Start of Block

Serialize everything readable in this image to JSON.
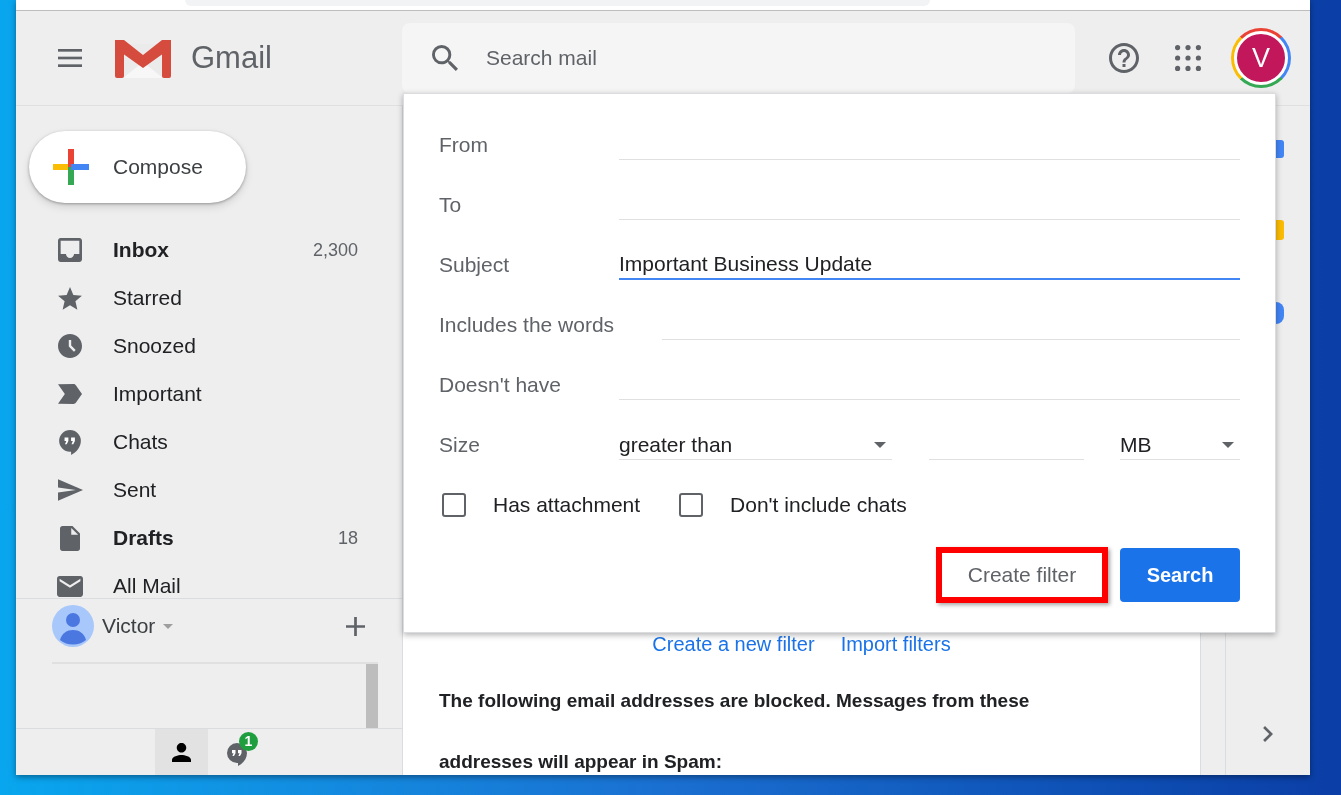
{
  "header": {
    "product_name": "Gmail",
    "search": {
      "placeholder": "Search mail"
    },
    "account": {
      "initial": "V"
    }
  },
  "compose": {
    "label": "Compose"
  },
  "nav": [
    {
      "label": "Inbox",
      "count": "2,300",
      "unread": true
    },
    {
      "label": "Starred",
      "unread": false
    },
    {
      "label": "Snoozed",
      "unread": false
    },
    {
      "label": "Important",
      "unread": false
    },
    {
      "label": "Chats",
      "unread": false
    },
    {
      "label": "Sent",
      "unread": false
    },
    {
      "label": "Drafts",
      "count": "18",
      "unread": true
    },
    {
      "label": "All Mail",
      "unread": false
    }
  ],
  "hangouts": {
    "user": "Victor",
    "tabs": [
      {
        "selected": true
      },
      {
        "selected": false,
        "badge": "1"
      }
    ]
  },
  "filter": {
    "fields": [
      {
        "label": "From",
        "focused": false
      },
      {
        "label": "To",
        "focused": false
      },
      {
        "label": "Subject",
        "value": "Important Business Update",
        "focused": true
      },
      {
        "label": "Includes the words",
        "focused": false
      },
      {
        "label": "Doesn't have",
        "focused": false
      }
    ],
    "size": {
      "label": "Size",
      "comparator": "greater than",
      "unit": "MB"
    },
    "checkboxes": [
      {
        "label": "Has attachment",
        "checked": false
      },
      {
        "label": "Don't include chats",
        "checked": false
      }
    ],
    "create_filter": {
      "label": "Create filter",
      "highlighted": true
    },
    "search_button": {
      "label": "Search"
    }
  },
  "filters_page": {
    "links": [
      "Create a new filter",
      "Import filters"
    ],
    "blocked_notice": "The following email addresses are blocked. Messages from these addresses will appear in Spam:"
  }
}
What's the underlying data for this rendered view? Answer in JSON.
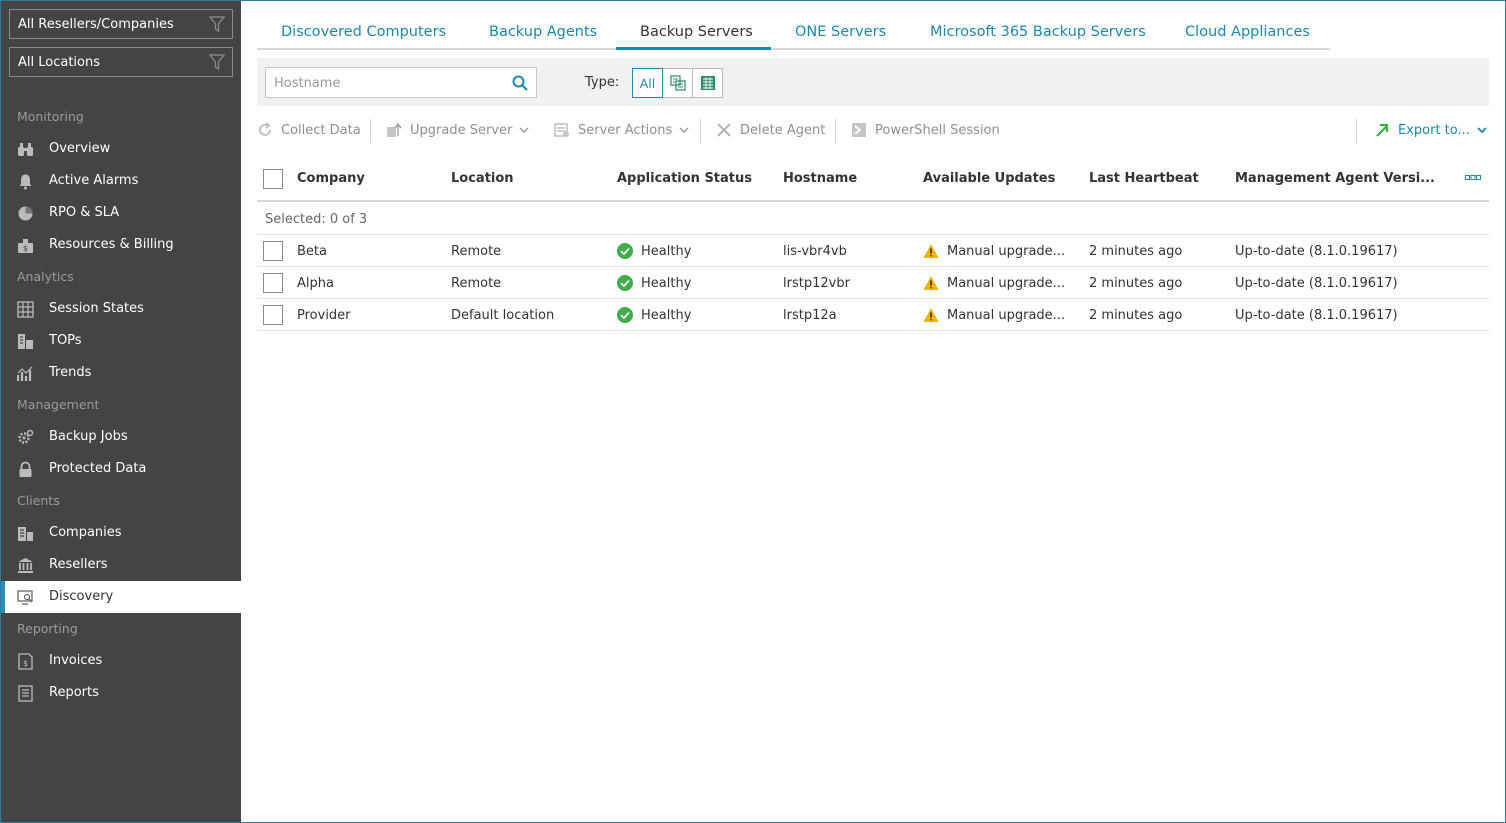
{
  "filters": {
    "resellers": "All Resellers/Companies",
    "locations": "All Locations"
  },
  "sidebar": {
    "sections": {
      "monitoring": "Monitoring",
      "analytics": "Analytics",
      "management": "Management",
      "clients": "Clients",
      "reporting": "Reporting"
    },
    "items": [
      {
        "label": "Overview",
        "icon": "binoculars-icon"
      },
      {
        "label": "Active Alarms",
        "icon": "bell-icon"
      },
      {
        "label": "RPO & SLA",
        "icon": "pie-icon"
      },
      {
        "label": "Resources & Billing",
        "icon": "money-icon"
      },
      {
        "label": "Session States",
        "icon": "grid-icon"
      },
      {
        "label": "TOPs",
        "icon": "tops-icon"
      },
      {
        "label": "Trends",
        "icon": "trends-icon"
      },
      {
        "label": "Backup Jobs",
        "icon": "gear-icon"
      },
      {
        "label": "Protected Data",
        "icon": "lock-icon"
      },
      {
        "label": "Companies",
        "icon": "building-icon"
      },
      {
        "label": "Resellers",
        "icon": "bank-icon"
      },
      {
        "label": "Discovery",
        "icon": "discovery-icon"
      },
      {
        "label": "Invoices",
        "icon": "invoice-icon"
      },
      {
        "label": "Reports",
        "icon": "report-icon"
      }
    ]
  },
  "tabs": [
    "Discovered Computers",
    "Backup Agents",
    "Backup Servers",
    "ONE Servers",
    "Microsoft 365 Backup Servers",
    "Cloud Appliances"
  ],
  "active_tab": "Backup Servers",
  "search": {
    "placeholder": "Hostname"
  },
  "type_filter": {
    "label": "Type:",
    "all": "All"
  },
  "toolbar": {
    "collect_data": "Collect Data",
    "upgrade_server": "Upgrade Server",
    "server_actions": "Server Actions",
    "delete_agent": "Delete Agent",
    "powershell_session": "PowerShell Session",
    "export": "Export to..."
  },
  "table": {
    "columns": [
      "Company",
      "Location",
      "Application Status",
      "Hostname",
      "Available Updates",
      "Last Heartbeat",
      "Management Agent Versi..."
    ],
    "selected_text": "Selected: 0 of 3",
    "rows": [
      {
        "company": "Beta",
        "location": "Remote",
        "status": "Healthy",
        "hostname": "lis-vbr4vb",
        "updates": "Manual upgrade...",
        "heartbeat": "2 minutes ago",
        "agent_version": "Up-to-date (8.1.0.19617)"
      },
      {
        "company": "Alpha",
        "location": "Remote",
        "status": "Healthy",
        "hostname": "lrstp12vbr",
        "updates": "Manual upgrade...",
        "heartbeat": "2 minutes ago",
        "agent_version": "Up-to-date (8.1.0.19617)"
      },
      {
        "company": "Provider",
        "location": "Default location",
        "status": "Healthy",
        "hostname": "lrstp12a",
        "updates": "Manual upgrade...",
        "heartbeat": "2 minutes ago",
        "agent_version": "Up-to-date (8.1.0.19617)"
      }
    ]
  },
  "colors": {
    "accent": "#1a88b0",
    "sidebar_bg": "#444444",
    "healthy": "#3fae49",
    "warning": "#f0b400",
    "export_icon": "#3fae49"
  }
}
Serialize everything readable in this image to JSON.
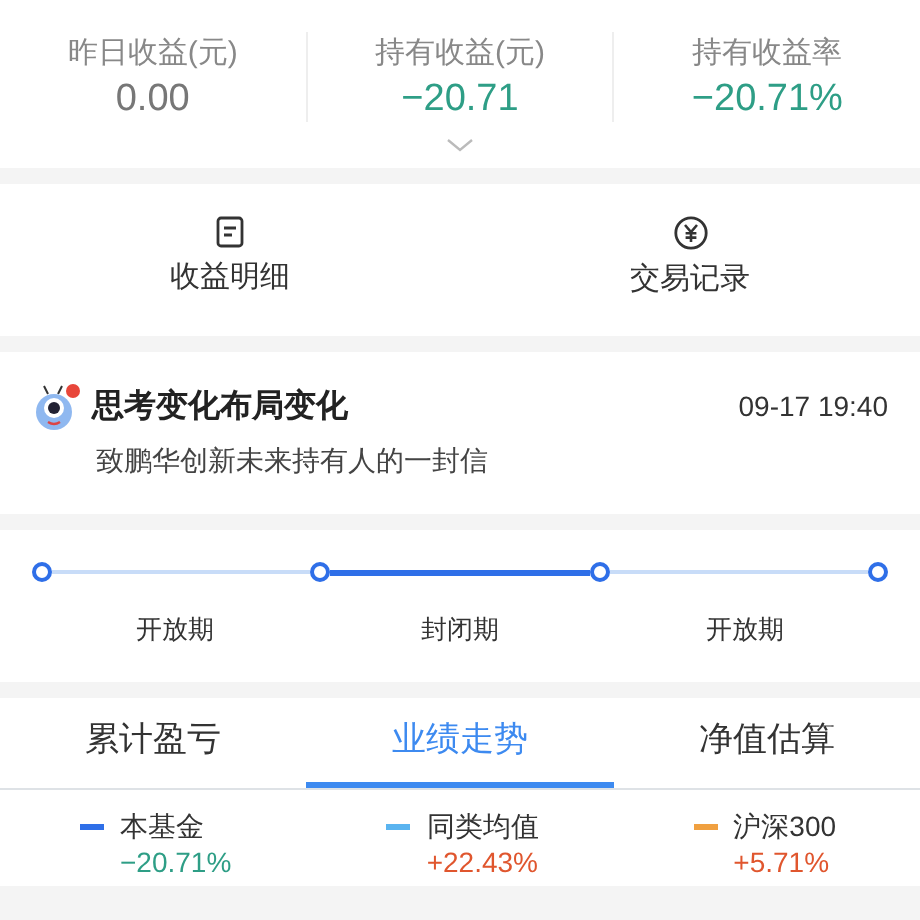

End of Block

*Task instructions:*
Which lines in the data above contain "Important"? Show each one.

*Answer box:*
      "label": "Important",
        "value": "Important Business Update",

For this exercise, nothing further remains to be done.